Pictures stay out of the answer, but every line of the material must be restated exactly.

## Excerpted records
※ ※ ※
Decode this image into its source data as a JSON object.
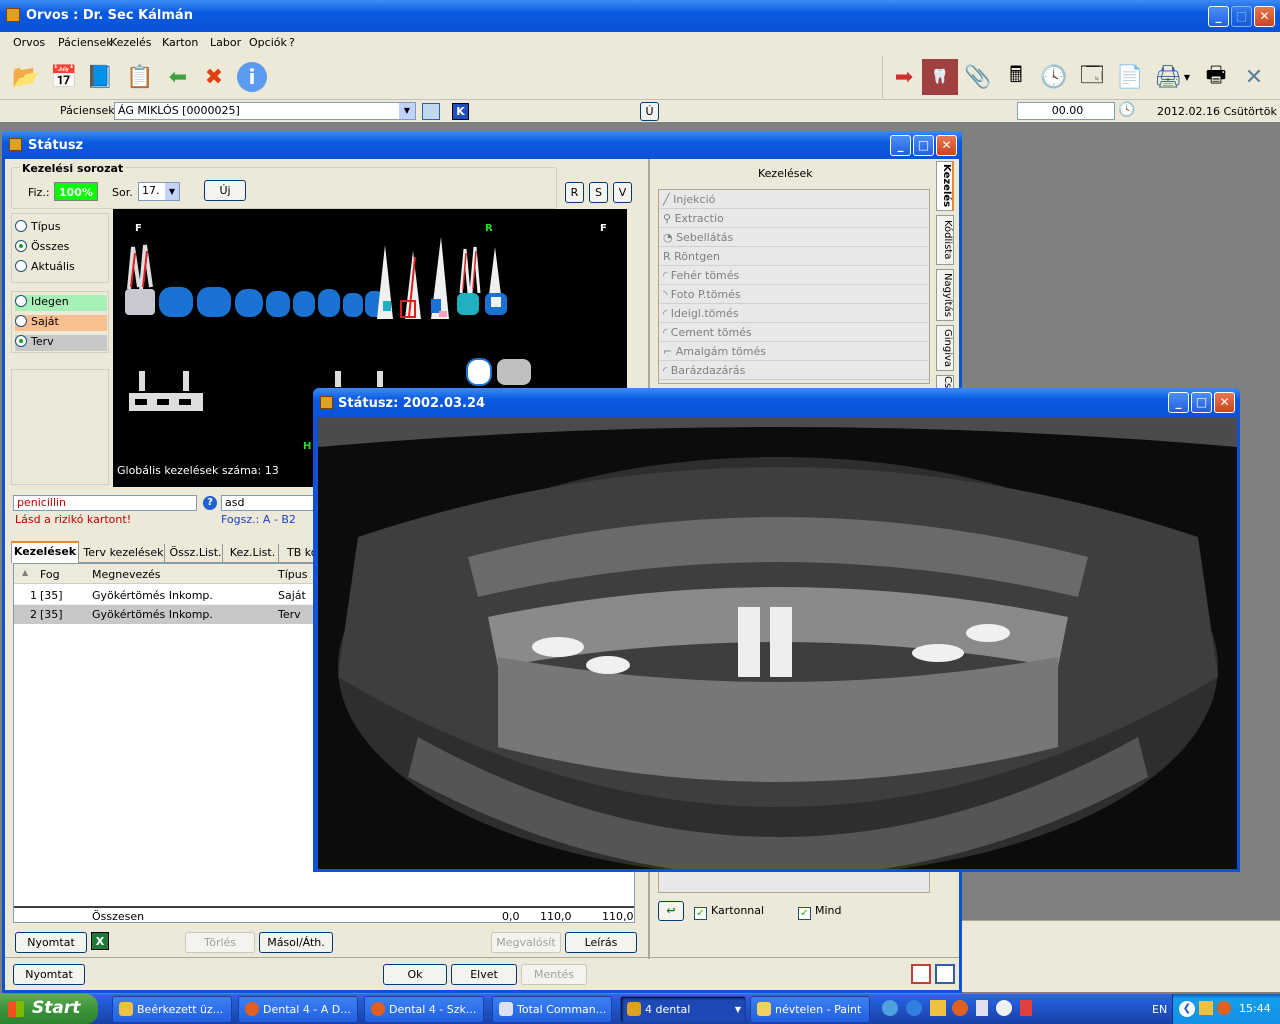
{
  "main_window": {
    "title": "Orvos : Dr. Sec Kálmán"
  },
  "menu": [
    "Orvos",
    "Páciensek",
    "Kezelés",
    "Karton",
    "Labor",
    "Opciók",
    "?"
  ],
  "patient_bar": {
    "label": "Páciensek:",
    "patient": "ÁG MIKLÓS [0000025]",
    "k_btn": "K",
    "u_btn": "Ú",
    "amount": "00.00",
    "date": "2012.02.16 Csütörtök"
  },
  "status_window": {
    "title": "Státusz",
    "series_label": "Kezelési sorozat",
    "fiz_label": "Fiz.:",
    "fiz_value": "100%",
    "sor_label": "Sor.",
    "sor_value": "17.",
    "new_btn": "Új",
    "rsv": [
      "R",
      "S",
      "V"
    ],
    "filter_options": [
      "Típus",
      "Összes",
      "Aktuális"
    ],
    "type_options": [
      "Idegen",
      "Saját",
      "Terv"
    ],
    "chart_labels": {
      "f1": "F",
      "r": "R",
      "f2": "F",
      "h": "H",
      "global": "Globális kezelések száma: 13"
    },
    "allergy": "penicillin",
    "risk_note": "Lásd a rizikó kartont!",
    "note": "asd",
    "fogsz": "Fogsz.: A - B2",
    "tabs": [
      "Kezelések",
      "Terv kezelések",
      "Össz.List.",
      "Kez.List.",
      "TB kód"
    ],
    "table": {
      "headers": [
        "Fog",
        "Megnevezés",
        "Típus"
      ],
      "rows": [
        {
          "n": "1",
          "fog": "[35]",
          "name": "Gyökértömés Inkomp.",
          "type": "Saját"
        },
        {
          "n": "2",
          "fog": "[35]",
          "name": "Gyökértömés Inkomp.",
          "type": "Terv"
        }
      ],
      "total_label": "Összesen",
      "total_values": [
        "0,0",
        "110,0",
        "110,0"
      ]
    },
    "bottom_buttons": {
      "print": "Nyomtat",
      "delete": "Törlés",
      "copy": "Másol/Áth.",
      "realize": "Megvalósít",
      "describe": "Leírás"
    },
    "footer_buttons": {
      "print": "Nyomtat",
      "ok": "Ok",
      "reject": "Elvet",
      "save": "Mentés"
    },
    "right_panel": {
      "title": "Kezelések",
      "items": [
        "Injekció",
        "Extractio",
        "Sebellátás",
        "Röntgen",
        "Fehér tömés",
        "Foto P.tömés",
        "Ideigl.tömés",
        "Cement tömés",
        "Amalgám tömés",
        "Barázdazárás"
      ],
      "vtabs": [
        "Kezelés",
        "Kódlista",
        "Nagyítás",
        "Gingiva",
        "Cs"
      ],
      "check_karton": "Kartonnal",
      "check_mind": "Mind"
    }
  },
  "xray_window": {
    "title": "Státusz: 2002.03.24"
  },
  "taskbar": {
    "start": "Start",
    "items": [
      "Beérkezett üz...",
      "Dental 4 - A D...",
      "Dental 4 - Szk...",
      "Total Comman...",
      "4 dental",
      "névtelen - Paint"
    ],
    "lang": "EN",
    "time": "15:44"
  },
  "colors": {
    "title_blue": "#0a5ae0",
    "fiz_green": "#00ff00",
    "idegen": "#a8f0b8",
    "sajat": "#f8c090",
    "terv": "#c8c8c8"
  }
}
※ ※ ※
## Task answer
Decode this image into its source data as a JSON object.
{
  "main_window": {
    "title": "Orvos : Dr. Sec Kálmán"
  },
  "menu": [
    "Orvos",
    "Páciensek",
    "Kezelés",
    "Karton",
    "Labor",
    "Opciók",
    "?"
  ],
  "patient_bar": {
    "label": "Páciensek:",
    "patient": "ÁG MIKLÓS [0000025]",
    "k_btn": "K",
    "u_btn": "Ú",
    "amount": "00.00",
    "date": "2012.02.16 Csütörtök"
  },
  "status_window": {
    "title": "Státusz",
    "series_label": "Kezelési sorozat",
    "fiz_label": "Fiz.:",
    "fiz_value": "100%",
    "sor_label": "Sor.",
    "sor_value": "17.",
    "new_btn": "Új",
    "rsv": [
      "R",
      "S",
      "V"
    ],
    "filter_options": [
      "Típus",
      "Összes",
      "Aktuális"
    ],
    "type_options": [
      "Idegen",
      "Saját",
      "Terv"
    ],
    "chart_labels": {
      "f1": "F",
      "r": "R",
      "f2": "F",
      "h": "H",
      "global": "Globális kezelések száma: 13"
    },
    "allergy": "penicillin",
    "risk_note": "Lásd a rizikó kartont!",
    "note": "asd",
    "fogsz": "Fogsz.: A - B2",
    "tabs": [
      "Kezelések",
      "Terv kezelések",
      "Össz.List.",
      "Kez.List.",
      "TB kód"
    ],
    "table": {
      "headers": [
        "Fog",
        "Megnevezés",
        "Típus"
      ],
      "rows": [
        {
          "n": "1",
          "fog": "[35]",
          "name": "Gyökértömés Inkomp.",
          "type": "Saját"
        },
        {
          "n": "2",
          "fog": "[35]",
          "name": "Gyökértömés Inkomp.",
          "type": "Terv"
        }
      ],
      "total_label": "Összesen",
      "total_values": [
        "0,0",
        "110,0",
        "110,0"
      ]
    },
    "bottom_buttons": {
      "print": "Nyomtat",
      "delete": "Törlés",
      "copy": "Másol/Áth.",
      "realize": "Megvalósít",
      "describe": "Leírás"
    },
    "footer_buttons": {
      "print": "Nyomtat",
      "ok": "Ok",
      "reject": "Elvet",
      "save": "Mentés"
    },
    "right_panel": {
      "title": "Kezelések",
      "items": [
        "Injekció",
        "Extractio",
        "Sebellátás",
        "Röntgen",
        "Fehér tömés",
        "Foto P.tömés",
        "Ideigl.tömés",
        "Cement tömés",
        "Amalgám tömés",
        "Barázdazárás"
      ],
      "vtabs": [
        "Kezelés",
        "Kódlista",
        "Nagyítás",
        "Gingiva",
        "Cs"
      ],
      "check_karton": "Kartonnal",
      "check_mind": "Mind"
    }
  },
  "xray_window": {
    "title": "Státusz: 2002.03.24"
  },
  "taskbar": {
    "start": "Start",
    "items": [
      "Beérkezett üz...",
      "Dental 4 - A D...",
      "Dental 4 - Szk...",
      "Total Comman...",
      "4 dental",
      "névtelen - Paint"
    ],
    "lang": "EN",
    "time": "15:44"
  },
  "colors": {
    "title_blue": "#0a5ae0",
    "fiz_green": "#00ff00",
    "idegen": "#a8f0b8",
    "sajat": "#f8c090",
    "terv": "#c8c8c8"
  }
}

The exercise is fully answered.